“In reality there is a significant appetite for British exports across new and established economies which isn’t being utilised. This must be capitalised on if the UK is going to achieve sustainable new growth opportunities.

“What our region’s businesses need now is reassurance and support from Government to maximise export openings and steer through the labyrinth of regulatory and often cultural challenges that firms face in new waters.”

The biggest improvement in sentiment in the latest survey was in Scotland where the index rose by 20.3 from minus 7.4 in the second quarter although the new reading of 12.9 is still the lowest in the country.

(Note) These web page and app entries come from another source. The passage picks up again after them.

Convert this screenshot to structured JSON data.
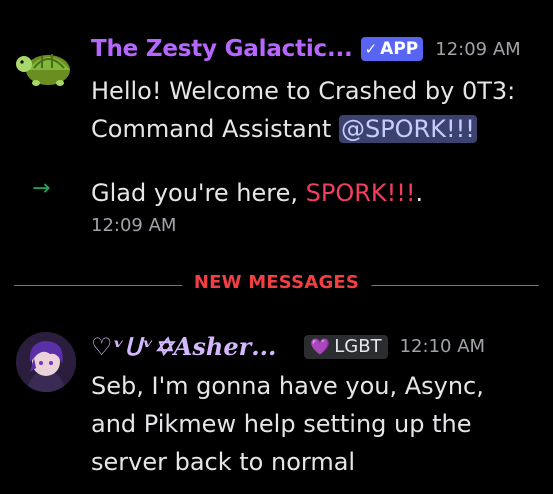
{
  "messages": [
    {
      "author": "The Zesty Galactic...",
      "badge": "APP",
      "badge_check": "✓",
      "time": "12:09 AM",
      "text_before": "Hello! Welcome to Crashed by 0T3:",
      "text_line2": "Command Assistant ",
      "mention": "@SPORK!!!",
      "avatar_icon": "turtle-icon"
    },
    {
      "system_arrow": "→",
      "text_prefix": "Glad you're here, ",
      "highlight": "SPORK!!!",
      "suffix": ".",
      "time": "12:09 AM"
    },
    {
      "author": "♡ᵛᑌᵛ✡𝑨𝒔𝒉𝒆𝒓...",
      "badge": "LGBT",
      "badge_icon": "💜",
      "time": "12:10 AM",
      "lines": [
        "Seb, I'm gonna have you, Async,",
        "and Pikmew help setting up the",
        "server back to normal"
      ],
      "avatar_icon": "anime-avatar"
    }
  ],
  "divider": {
    "label": "NEW MESSAGES"
  },
  "colors": {
    "background": "#000000",
    "app_name": "#b766ff",
    "app_badge": "#5865f2",
    "divider": "#f23f43",
    "mention_bg": "#3c4270",
    "join_arrow": "#23a55a"
  }
}
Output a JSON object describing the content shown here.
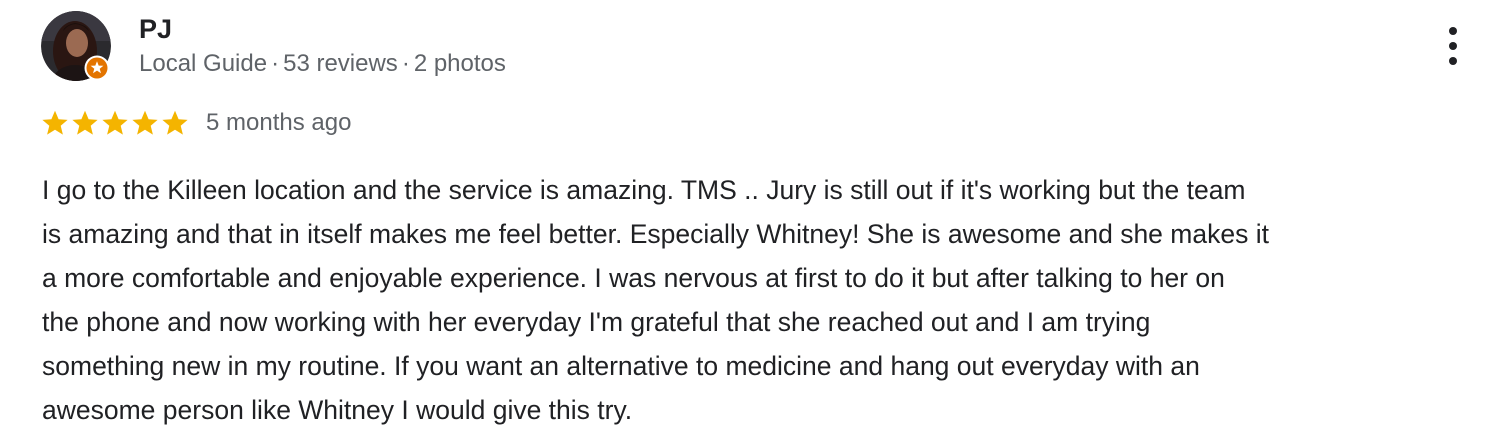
{
  "reviewer": {
    "name": "PJ",
    "badge": "Local Guide",
    "separator": "·",
    "reviews": "53 reviews",
    "photos": "2 photos",
    "avatar_icon": "profile-photo",
    "badge_icon": "local-guide-star-icon"
  },
  "review": {
    "rating": 5,
    "max_rating": 5,
    "date": "5 months ago",
    "text_lines": [
      "I go to the Killeen location and the service is amazing. TMS .. Jury is still out if it's working but the team",
      "is amazing and that in itself makes me feel better. Especially Whitney! She is awesome and she makes it",
      "a more comfortable and enjoyable experience. I was nervous at first to do it but after talking to her on",
      "the phone and now working with her everyday I'm grateful that she reached out and I am trying",
      "something new in my routine. If you want an alternative to medicine and hang out everyday with an",
      "awesome person like Whitney I would give this try."
    ]
  },
  "menu": {
    "icon": "more-vert-icon"
  },
  "colors": {
    "star": "#F4B400",
    "badge": "#E37400",
    "text": "#202124",
    "secondary_text": "#5f6368"
  }
}
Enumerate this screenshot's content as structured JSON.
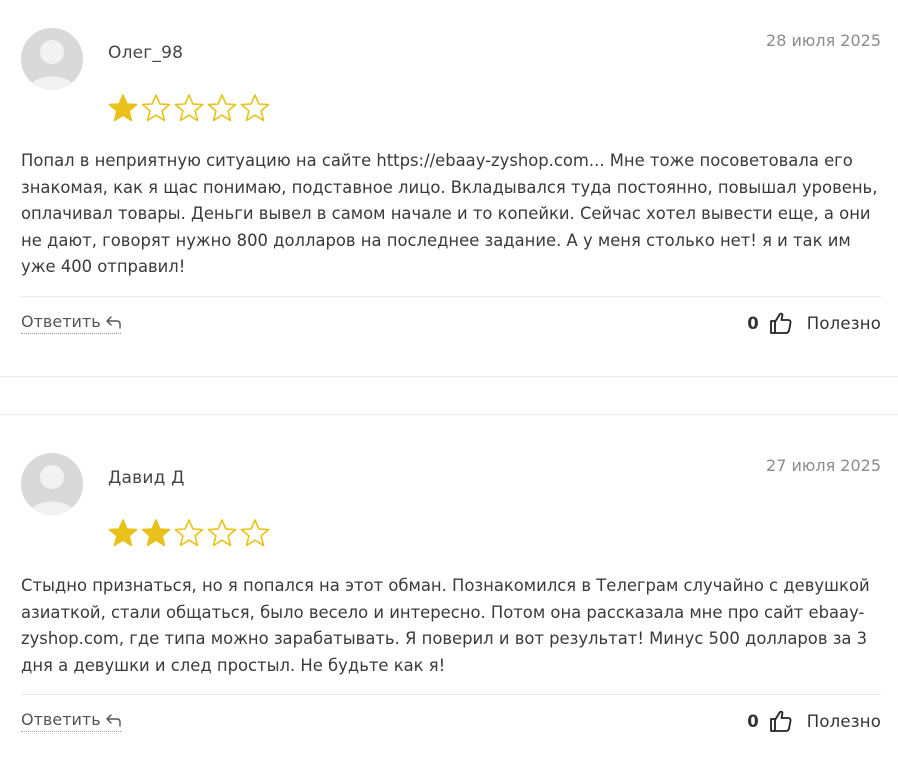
{
  "reviews": [
    {
      "author": "Олег_98",
      "date": "28 июля 2025",
      "rating": 1,
      "max_rating": 5,
      "text": "Попал в неприятную ситуацию на сайте https://ebaay-zyshop.com... Мне тоже посоветовала его знакомая, как я щас понимаю, подставное лицо. Вкладывался туда постоянно, повышал уровень, оплачивал товары. Деньги вывел в самом начале и то копейки. Сейчас хотел вывести еще, а они не дают, говорят нужно 800 долларов на последнее задание. А у меня столько нет! я и так им уже 400 отправил!",
      "reply_label": "Ответить",
      "useful_count": "0",
      "useful_label": "Полезно"
    },
    {
      "author": "Давид Д",
      "date": "27 июля 2025",
      "rating": 2,
      "max_rating": 5,
      "text": "Стыдно признаться, но я попался на этот обман. Познакомился в Телеграм случайно с девушкой азиаткой, стали общаться, было весело и интересно. Потом она рассказала мне про сайт ebaay-zyshop.com, где типа можно зарабатывать. Я поверил и вот результат! Минус 500 долларов за 3 дня а девушки и след простыл. Не будьте как я!",
      "reply_label": "Ответить",
      "useful_count": "0",
      "useful_label": "Полезно"
    }
  ],
  "icons": {
    "avatar": "user-avatar-icon",
    "star": "star-icon",
    "reply": "reply-arrow-icon",
    "thumb": "thumbs-up-icon"
  },
  "colors": {
    "star_filled": "#e8c21a",
    "star_outline": "#e8c21a",
    "avatar_bg": "#d9d9d9",
    "avatar_fg": "#f2f2f2",
    "date": "#8c8c8c"
  }
}
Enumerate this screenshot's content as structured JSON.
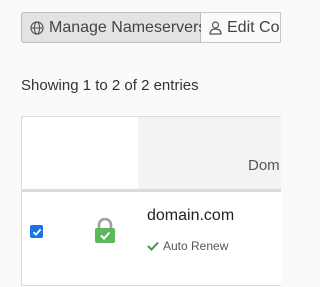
{
  "toolbar": {
    "manage_nameservers_label": "Manage Nameservers",
    "manage_nameservers_icon": "globe-icon",
    "edit_label": "Edit Co",
    "edit_icon": "user-icon"
  },
  "entries_info": "Showing 1 to 2 of 2 entries",
  "table": {
    "columns": [
      {
        "label": "Dom"
      }
    ],
    "rows": [
      {
        "checked": true,
        "ssl_icon": "lock-icon",
        "domain": "domain.com",
        "status": "Auto Renew",
        "status_icon": "check-icon"
      }
    ]
  },
  "colors": {
    "accent": "#1a73e8",
    "lock": "#5cb85c",
    "check": "#3c9a3c"
  }
}
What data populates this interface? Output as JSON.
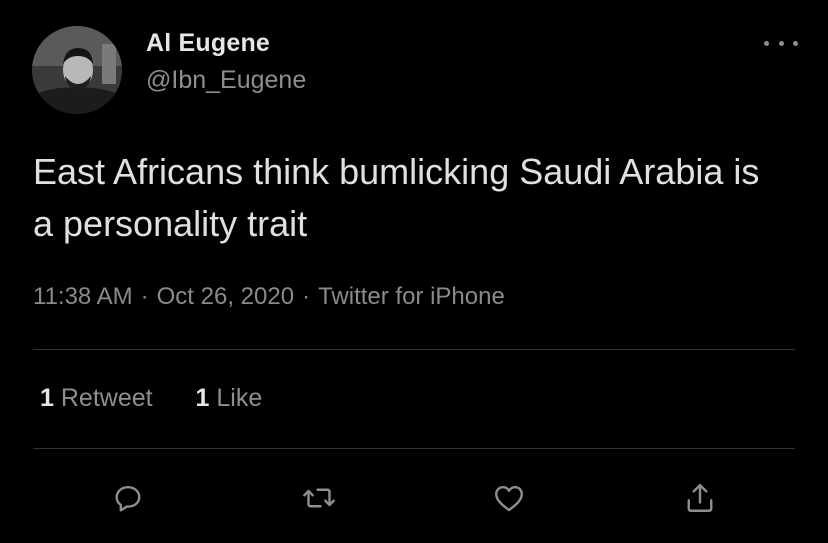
{
  "author": {
    "display_name": "Al Eugene",
    "handle": "@Ibn_Eugene"
  },
  "tweet": {
    "text": "East Africans think bumlicking Saudi Arabia is a personality trait",
    "time": "11:38 AM",
    "separator": "·",
    "date": "Oct 26, 2020",
    "source": "Twitter for iPhone"
  },
  "stats": {
    "retweets_count": "1",
    "retweets_label": "Retweet",
    "likes_count": "1",
    "likes_label": "Like"
  },
  "icons": {
    "more": "more-horizontal-icon",
    "reply": "reply-icon",
    "retweet": "retweet-icon",
    "like": "heart-icon",
    "share": "share-icon"
  },
  "colors": {
    "background": "#000000",
    "primary_text": "#e0e0e0",
    "secondary_text": "#8e8e8e",
    "divider": "#333333"
  }
}
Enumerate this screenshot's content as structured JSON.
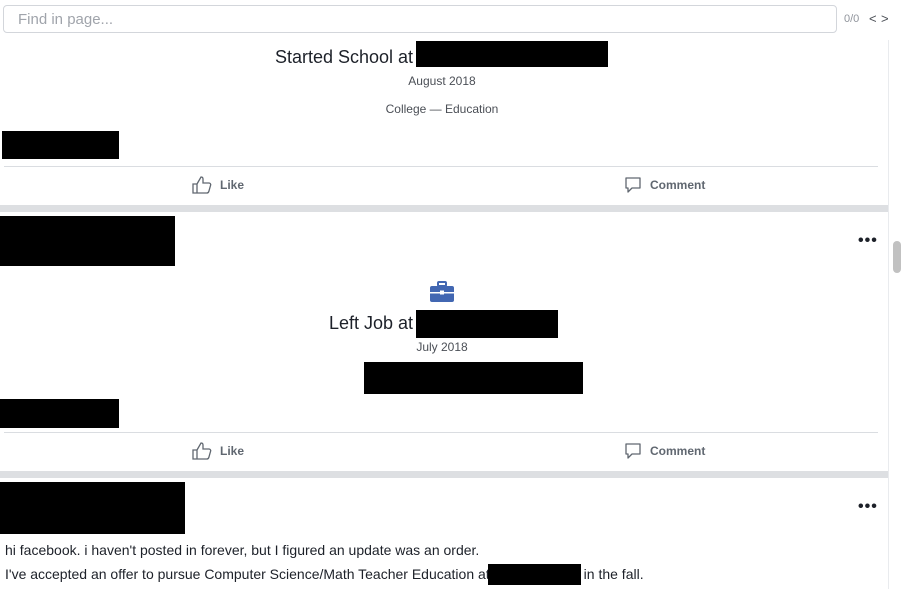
{
  "find_bar": {
    "placeholder": "Find in page...",
    "count": "0/0",
    "prev": "<",
    "next": ">"
  },
  "posts": [
    {
      "milestone_title": "Started School at",
      "date": "August 2018",
      "detail": "College — Education",
      "like_label": "Like",
      "comment_label": "Comment"
    },
    {
      "milestone_title": "Left Job at",
      "date": "July 2018",
      "icon": "briefcase-icon",
      "like_label": "Like",
      "comment_label": "Comment",
      "more": "•••"
    },
    {
      "more": "•••",
      "line1": "hi facebook. i haven't posted in forever, but I figured an update was an order.",
      "line2_before": "I've accepted an offer to pursue Computer Science/Math Teacher Education at",
      "line2_after": "in the fall."
    }
  ],
  "colors": {
    "redaction": "#000000",
    "icon_blue": "#4267b2",
    "divider": "#dddfe2"
  }
}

Other improvements were recorded in the North West, up 16.1 to 28.3 (the highest of any region in the new survey), the South East, up 11.8 to 26.4, London, up 8.7 to 25, and the East Midlands, up 4.2 to 16.9.

Besides the East, falls were also recorded in Wales, down 5.0 to 22.3, Northern England, down 3.8 to 17, Yorkshire/Humberside, down 3.4 to 19.5, the West Midlands, down 0.9 to 22.8, and the South West, down 0.4 to 19.8.